Windhoek — Over 2000 participants from all over the world are expected to take part in the 8th e-Learning Africa Conference that started on Wednesday at the Safari Conference Centre in Windhoek under the theme - Tradition, Change Innovation.
The conference will highlight the role that technologies play in literacy development and in cultivating the rich diversity of indigenous African languages and oral cultures, to help make education more accessible for Africans. The electronic conference, which is one of the biggest in the world, will engage a host of topics including how to use digital, traditional and social media, mobility of learning, mobility of the learner and mobile technologies, academic and scholarly research, evidence-based research, pre-service and in-service teachers and teacher support, teaching and teacher development.

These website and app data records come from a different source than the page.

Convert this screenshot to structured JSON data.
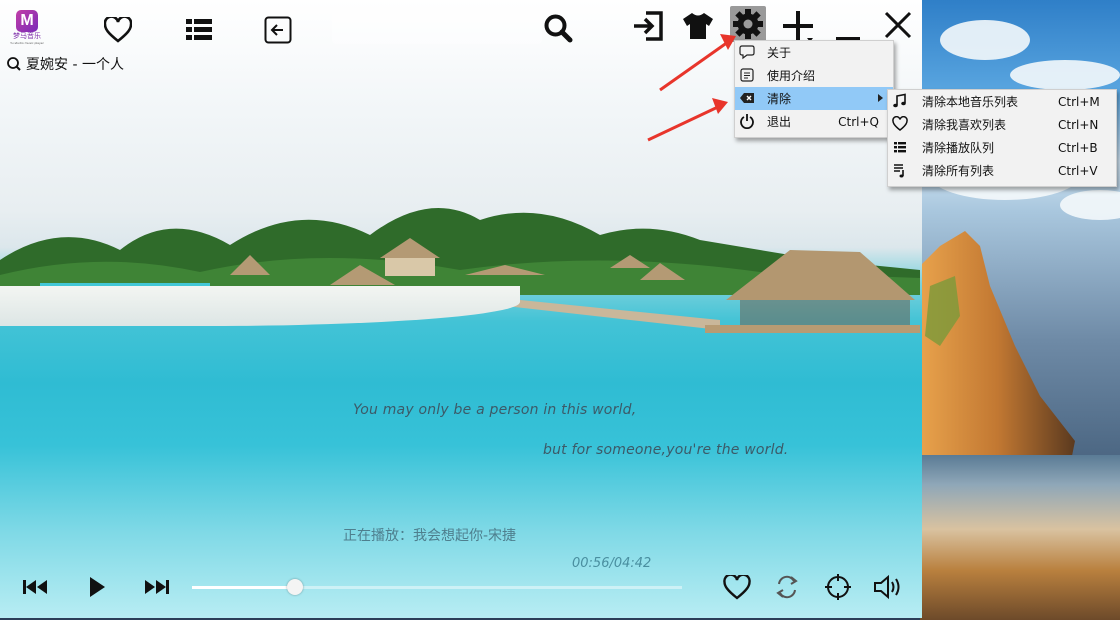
{
  "app": {
    "logo_text": "梦马音乐",
    "logo_letter": "M",
    "logo_subtext": "Yu studio music player"
  },
  "header": {
    "current_song": "夏婉安 - 一个人"
  },
  "settings_menu": {
    "items": [
      {
        "label": "关于",
        "icon": "speech-bubble-icon",
        "shortcut": ""
      },
      {
        "label": "使用介绍",
        "icon": "document-icon",
        "shortcut": ""
      },
      {
        "label": "清除",
        "icon": "clear-icon",
        "shortcut": "",
        "highlighted": true,
        "has_submenu": true
      },
      {
        "label": "退出",
        "icon": "power-icon",
        "shortcut": "Ctrl+Q"
      }
    ]
  },
  "clear_submenu": {
    "items": [
      {
        "label": "清除本地音乐列表",
        "icon": "music-note-icon",
        "shortcut": "Ctrl+M"
      },
      {
        "label": "清除我喜欢列表",
        "icon": "heart-icon",
        "shortcut": "Ctrl+N"
      },
      {
        "label": "清除播放队列",
        "icon": "list-icon",
        "shortcut": "Ctrl+B"
      },
      {
        "label": "清除所有列表",
        "icon": "playlist-icon",
        "shortcut": "Ctrl+V"
      }
    ]
  },
  "lyrics": {
    "line1": "You may only be a person in this world,",
    "line2": "but for someone,you're the world."
  },
  "player": {
    "now_playing": "正在播放：我会想起你-宋捷",
    "time": "00:56/04:42",
    "progress_fraction": 0.21
  },
  "colors": {
    "menu_highlight": "#91c9f7",
    "arrow_red": "#e8352b",
    "accent_logo": "#a03ab0"
  }
}
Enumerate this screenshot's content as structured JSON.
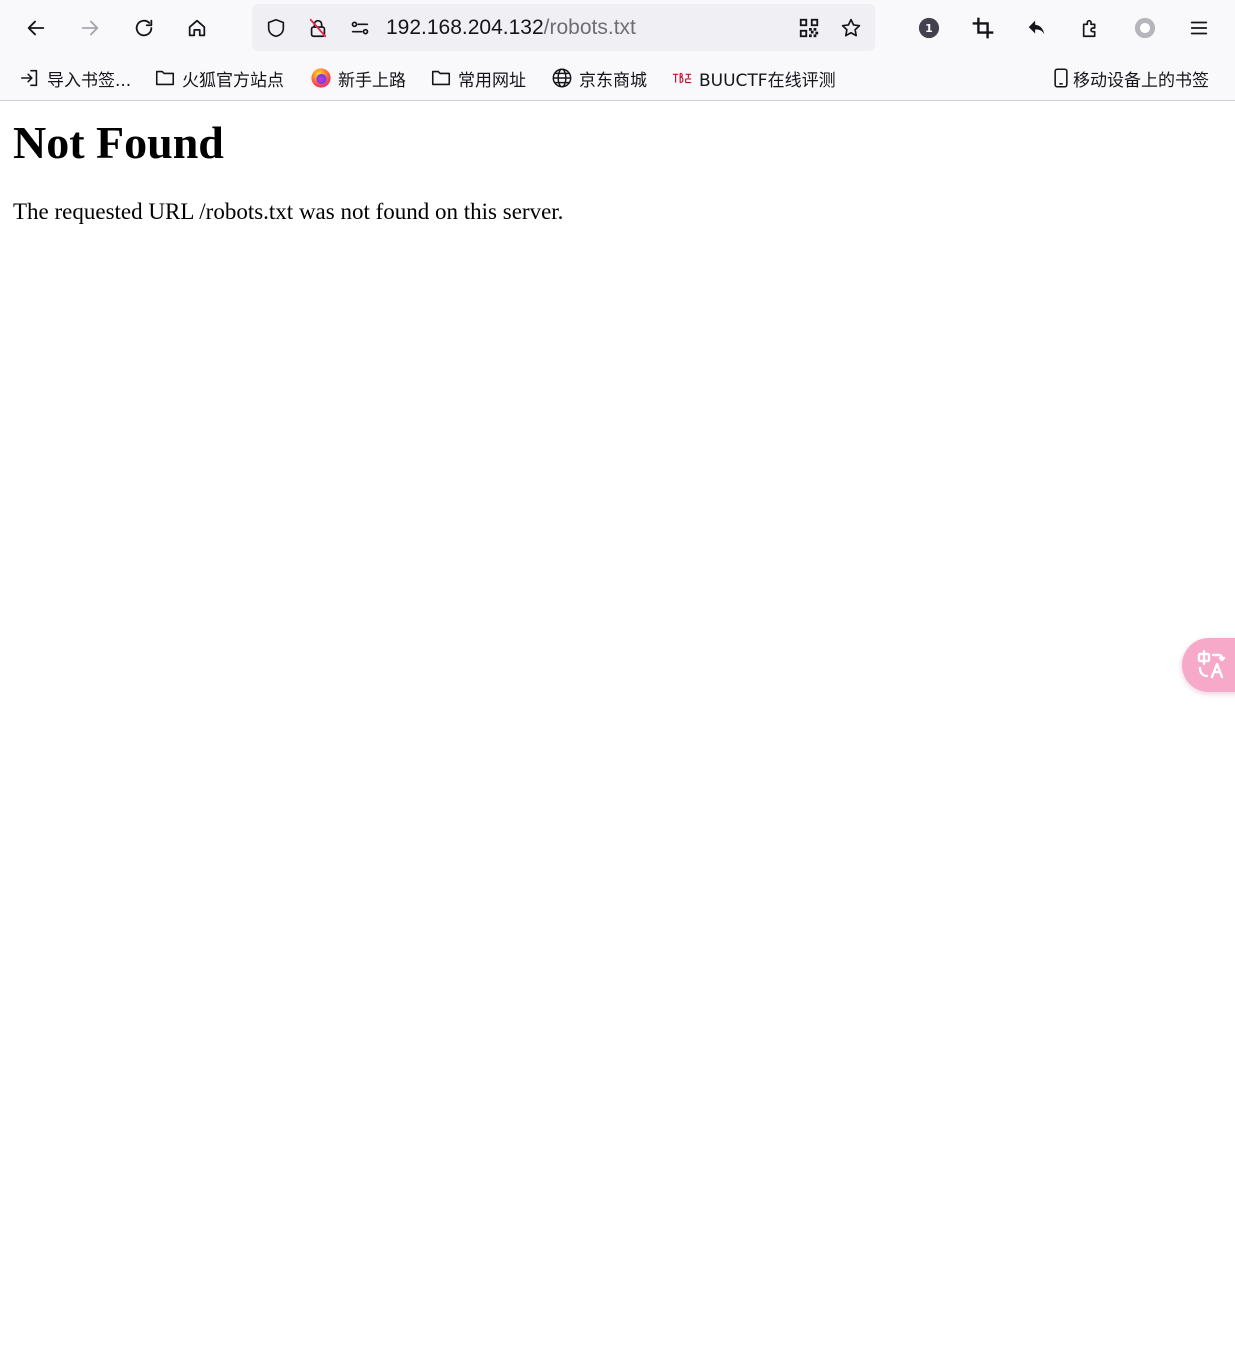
{
  "browser": {
    "url": {
      "host": "192.168.204.132",
      "path": "/robots.txt"
    },
    "extension_badge": "1",
    "bookmarks": [
      {
        "label": "导入书签...",
        "icon": "import-icon"
      },
      {
        "label": "火狐官方站点",
        "icon": "folder-icon"
      },
      {
        "label": "新手上路",
        "icon": "firefox-icon"
      },
      {
        "label": "常用网址",
        "icon": "folder-icon"
      },
      {
        "label": "京东商城",
        "icon": "globe-icon"
      },
      {
        "label": "BUUCTF在线评测",
        "icon": "buuctf-icon"
      }
    ],
    "mobile_bookmarks": {
      "label": "移动设备上的书签",
      "icon": "mobile-icon"
    },
    "colors": {
      "toolbar_bg": "#f9f9fb",
      "urlbar_bg": "#f0f0f4",
      "translate_button": "#f6a9c9"
    }
  },
  "page": {
    "heading": "Not Found",
    "message": "The requested URL /robots.txt was not found on this server."
  }
}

Participants will also deliberate on how to use technologies to improve healthcare delivery, professional development and training for healthcare workers and public health awareness, while a number of interactive and networking sessions, including story-telling, will also be on the cards. Some highlights of the event include locally-produced mobile applications and exciting mobile games to help raise public awareness of preventable diseases, applications used in schools and universities to support learning, and curriculum delivery and skills development in different African learning contexts.
The Ministry of Information and Communication Technology in conjunction with the Ministry of Education is hosting the e-learning conference and hopes to create a networking platform for high-level decision-makers, education practitioners and business professionals on information and communication technologies.
During the launch of the conference, the minister responsible for the ICT sector Joël Kaapanda urged participants to share experiences, projects, policies, partnerships and research in order to shape Africa's learning experience.
Dr Maggy Beukes-Amiss of the University of Namibia, who is a member of the organizing committee for the conference, said the conference would not only serve as a learning experience and tool, but would also boost tourism as participants will be coming from all over the world.
She said the response has been overwhelming and over 50 exhibitors are expected and all stands have been sold out. Other highlights of the event include speeches by Prime Minister Dr Hage Geingob and e-learning gurus like Dr Johannes Cronje of the Cape Peninsula University of Technology in Cape Town and Dr Sugata Mitra of Newcastle University in the United Kingdom (UK).
Sarietjie Musgrave of the University of the Free State in South Africa will share her work with 60 rural schools by providing access to quality learning through an interactive internet-enabled broadcast programme, while Shallon Maureen Atuhaire of Makerere University and the Parliament of Uganda will share her experience using video and audio technologies in teaching African oral literature.
"We are doing well in terms of e-learning but we could do better," said Beukes-Amiss, referring to Namcol where e-learning started a long time ago, and other initiatives by Unam and the Polytechnic of Namibia.
The conference will also explore skills development among African youths, especially the unemployed, as well as teachers on how they can change learning, teaching and skills development in education, health, agriculture, banking, mining and the security sector in Africa.
The conference further calls for an open examination of experiences, projects, investments, policies, partnerships and research that focus on African traditions, change and innovation in learning, and teaching and skills development and for contributions that are situated within African contextual realities. The conference ends on Friday.